Editor’s note: This article is part of an ongoing WPR series about workers’ rights in various countries around the world.
Rich in wealth but scarce in human capital, the Arab countries of the Persian Gulf have relied heavily on migrant laborers for much of the last half century. In recent years, however, social tensions and a severe economic downturn have put pressure on the region’s migrant labor force and caused many workers to be expelled. In an email interview, Karen Young, senior resident scholar at the Arab Gulf States Institute in Washington, explains the policy underpinning migrant labor in the Gulf, what has motivated the out-migration of workers, and how the downturn in Gulf economies has affected those who are most vulnerable.

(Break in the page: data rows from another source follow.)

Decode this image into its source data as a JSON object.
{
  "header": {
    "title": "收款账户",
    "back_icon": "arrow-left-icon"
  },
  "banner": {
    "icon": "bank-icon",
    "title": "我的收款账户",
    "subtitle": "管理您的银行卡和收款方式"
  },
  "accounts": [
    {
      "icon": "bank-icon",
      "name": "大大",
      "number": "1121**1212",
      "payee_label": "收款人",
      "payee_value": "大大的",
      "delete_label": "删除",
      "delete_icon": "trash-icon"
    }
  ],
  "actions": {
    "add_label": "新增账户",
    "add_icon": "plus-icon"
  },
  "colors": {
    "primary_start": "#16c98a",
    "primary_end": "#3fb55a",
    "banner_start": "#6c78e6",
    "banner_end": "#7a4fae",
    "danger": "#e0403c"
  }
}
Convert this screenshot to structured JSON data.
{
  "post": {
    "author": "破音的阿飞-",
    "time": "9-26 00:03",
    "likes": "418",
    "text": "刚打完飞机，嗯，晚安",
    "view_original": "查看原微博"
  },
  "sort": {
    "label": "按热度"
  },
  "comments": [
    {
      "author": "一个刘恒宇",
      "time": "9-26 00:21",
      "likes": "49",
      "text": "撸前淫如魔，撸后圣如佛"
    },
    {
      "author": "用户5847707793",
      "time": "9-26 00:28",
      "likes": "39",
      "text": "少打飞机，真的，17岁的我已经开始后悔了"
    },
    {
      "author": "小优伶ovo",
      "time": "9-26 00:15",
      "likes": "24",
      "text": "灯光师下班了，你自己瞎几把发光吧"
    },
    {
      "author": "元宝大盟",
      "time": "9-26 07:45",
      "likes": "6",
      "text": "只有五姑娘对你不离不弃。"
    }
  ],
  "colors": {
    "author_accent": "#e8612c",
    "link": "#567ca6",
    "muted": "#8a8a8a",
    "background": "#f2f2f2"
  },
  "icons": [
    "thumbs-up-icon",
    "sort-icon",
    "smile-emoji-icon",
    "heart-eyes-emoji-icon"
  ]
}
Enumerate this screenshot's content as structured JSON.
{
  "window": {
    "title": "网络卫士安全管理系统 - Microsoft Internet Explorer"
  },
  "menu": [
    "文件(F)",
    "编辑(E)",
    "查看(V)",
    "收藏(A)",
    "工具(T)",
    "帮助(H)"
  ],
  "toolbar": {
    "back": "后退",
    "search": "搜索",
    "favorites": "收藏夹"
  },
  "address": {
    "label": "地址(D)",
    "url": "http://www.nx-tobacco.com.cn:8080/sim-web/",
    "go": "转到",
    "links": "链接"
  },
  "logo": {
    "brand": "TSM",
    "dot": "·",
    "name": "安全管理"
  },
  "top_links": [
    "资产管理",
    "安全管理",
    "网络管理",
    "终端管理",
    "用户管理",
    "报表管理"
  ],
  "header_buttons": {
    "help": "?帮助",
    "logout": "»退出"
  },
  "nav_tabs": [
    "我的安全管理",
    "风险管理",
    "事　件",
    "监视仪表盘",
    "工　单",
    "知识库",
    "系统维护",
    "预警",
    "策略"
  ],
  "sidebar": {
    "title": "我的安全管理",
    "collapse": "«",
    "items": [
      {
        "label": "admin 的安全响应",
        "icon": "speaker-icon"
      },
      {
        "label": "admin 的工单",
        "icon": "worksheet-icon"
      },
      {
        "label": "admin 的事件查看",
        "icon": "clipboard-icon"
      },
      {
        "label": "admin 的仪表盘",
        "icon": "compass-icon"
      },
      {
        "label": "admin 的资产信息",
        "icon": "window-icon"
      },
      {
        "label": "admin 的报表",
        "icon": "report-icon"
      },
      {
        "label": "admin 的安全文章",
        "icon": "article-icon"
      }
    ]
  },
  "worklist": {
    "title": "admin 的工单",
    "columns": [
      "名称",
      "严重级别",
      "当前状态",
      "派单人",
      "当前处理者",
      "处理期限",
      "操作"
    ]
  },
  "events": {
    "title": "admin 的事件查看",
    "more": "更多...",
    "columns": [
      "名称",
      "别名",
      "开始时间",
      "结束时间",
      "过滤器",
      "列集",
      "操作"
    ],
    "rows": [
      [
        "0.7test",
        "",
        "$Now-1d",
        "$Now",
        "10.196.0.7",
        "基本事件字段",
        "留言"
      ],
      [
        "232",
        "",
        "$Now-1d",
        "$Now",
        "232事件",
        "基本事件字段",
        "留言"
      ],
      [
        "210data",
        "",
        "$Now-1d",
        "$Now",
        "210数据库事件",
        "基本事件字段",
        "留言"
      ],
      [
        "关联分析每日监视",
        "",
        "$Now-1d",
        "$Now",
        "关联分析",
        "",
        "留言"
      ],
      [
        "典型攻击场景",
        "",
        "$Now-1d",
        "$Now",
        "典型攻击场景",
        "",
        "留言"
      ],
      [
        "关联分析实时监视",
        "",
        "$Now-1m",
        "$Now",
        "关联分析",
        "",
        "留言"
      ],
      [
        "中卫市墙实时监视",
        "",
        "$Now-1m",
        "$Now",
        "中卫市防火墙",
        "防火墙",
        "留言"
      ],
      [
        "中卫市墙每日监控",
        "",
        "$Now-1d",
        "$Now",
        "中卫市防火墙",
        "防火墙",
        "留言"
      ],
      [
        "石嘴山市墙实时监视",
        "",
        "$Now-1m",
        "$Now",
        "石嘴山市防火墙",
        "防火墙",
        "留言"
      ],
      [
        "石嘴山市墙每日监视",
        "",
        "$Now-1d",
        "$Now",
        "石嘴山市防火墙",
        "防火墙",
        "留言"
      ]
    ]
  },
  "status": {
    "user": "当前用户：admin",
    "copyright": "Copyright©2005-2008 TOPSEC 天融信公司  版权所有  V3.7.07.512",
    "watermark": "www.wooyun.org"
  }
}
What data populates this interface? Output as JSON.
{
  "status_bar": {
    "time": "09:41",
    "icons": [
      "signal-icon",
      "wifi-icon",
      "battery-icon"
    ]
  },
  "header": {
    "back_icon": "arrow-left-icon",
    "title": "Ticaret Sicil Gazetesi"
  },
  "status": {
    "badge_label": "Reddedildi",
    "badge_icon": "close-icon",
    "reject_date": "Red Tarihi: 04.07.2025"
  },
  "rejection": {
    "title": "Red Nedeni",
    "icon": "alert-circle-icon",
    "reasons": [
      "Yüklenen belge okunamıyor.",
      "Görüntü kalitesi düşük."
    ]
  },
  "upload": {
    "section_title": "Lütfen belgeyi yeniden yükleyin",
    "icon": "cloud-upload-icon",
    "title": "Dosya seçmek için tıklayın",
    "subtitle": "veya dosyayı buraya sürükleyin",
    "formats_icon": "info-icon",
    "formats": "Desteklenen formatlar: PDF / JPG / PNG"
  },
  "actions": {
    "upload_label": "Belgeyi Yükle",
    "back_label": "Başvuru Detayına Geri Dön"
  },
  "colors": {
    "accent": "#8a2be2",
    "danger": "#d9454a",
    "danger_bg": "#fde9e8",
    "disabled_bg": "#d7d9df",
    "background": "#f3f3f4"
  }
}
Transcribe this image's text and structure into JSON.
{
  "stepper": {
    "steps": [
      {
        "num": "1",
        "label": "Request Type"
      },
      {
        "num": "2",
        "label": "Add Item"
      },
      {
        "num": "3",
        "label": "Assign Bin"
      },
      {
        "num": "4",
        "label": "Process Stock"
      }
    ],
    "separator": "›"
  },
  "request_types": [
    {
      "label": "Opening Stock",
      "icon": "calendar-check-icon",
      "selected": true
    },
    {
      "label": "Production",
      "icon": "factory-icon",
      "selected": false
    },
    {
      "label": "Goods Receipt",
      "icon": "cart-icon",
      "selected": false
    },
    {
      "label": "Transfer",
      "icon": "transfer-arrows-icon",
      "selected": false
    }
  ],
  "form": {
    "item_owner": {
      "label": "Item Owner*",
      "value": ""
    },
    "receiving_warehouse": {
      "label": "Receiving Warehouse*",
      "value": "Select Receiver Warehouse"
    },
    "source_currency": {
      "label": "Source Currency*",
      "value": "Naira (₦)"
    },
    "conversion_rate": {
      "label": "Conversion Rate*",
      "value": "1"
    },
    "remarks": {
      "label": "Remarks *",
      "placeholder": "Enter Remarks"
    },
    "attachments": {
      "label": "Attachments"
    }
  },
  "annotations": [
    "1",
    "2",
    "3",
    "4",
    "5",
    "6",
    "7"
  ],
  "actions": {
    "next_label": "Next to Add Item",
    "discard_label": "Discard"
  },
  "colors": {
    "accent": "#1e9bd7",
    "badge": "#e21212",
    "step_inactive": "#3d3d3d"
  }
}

WPR: Migrants and expats make up a huge part of the labor force in the Gulf. What have the Gulf countries’ policies been regarding migrant labor and how have they evolved over time?